- [TRY IT] What lines of the data below hold "icon"? Show them.

- [THE DATA]

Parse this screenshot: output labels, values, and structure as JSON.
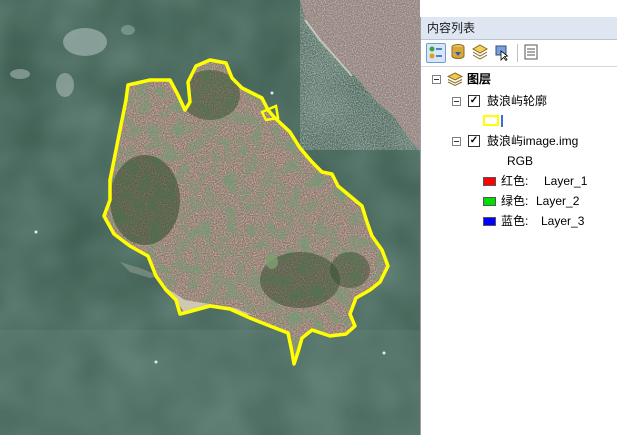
{
  "toc": {
    "title": "内容列表",
    "toolbar": [
      {
        "icon": "list-by-drawing-order-icon",
        "active": true
      },
      {
        "icon": "list-by-source-icon",
        "active": false
      },
      {
        "icon": "list-by-visibility-icon",
        "active": false
      },
      {
        "icon": "list-by-selection-icon",
        "active": false
      },
      {
        "icon": "options-icon",
        "active": false
      }
    ],
    "group": {
      "label": "图层",
      "expanded": true
    },
    "layers": [
      {
        "name": "鼓浪屿轮廓",
        "checked": true,
        "symbol_color": "#ffff00"
      },
      {
        "name": "鼓浪屿image.img",
        "checked": true,
        "rgb_label": "RGB",
        "bands": [
          {
            "color": "#ff0000",
            "label": "红色:",
            "value": "Layer_1"
          },
          {
            "color": "#00dd00",
            "label": "绿色:",
            "value": "Layer_2"
          },
          {
            "color": "#0000ff",
            "label": "蓝色:",
            "value": "Layer_3"
          }
        ]
      }
    ]
  },
  "map": {
    "water_color": "#3a5a4e",
    "outline_color": "#ffff00",
    "shoal_color": "#d9d2b8"
  }
}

- [ANSWER BOX]
        "icon": "list-by-drawing-order-icon",
        "icon": "list-by-source-icon",
        "icon": "list-by-visibility-icon",
        "icon": "list-by-selection-icon",
        "icon": "options-icon",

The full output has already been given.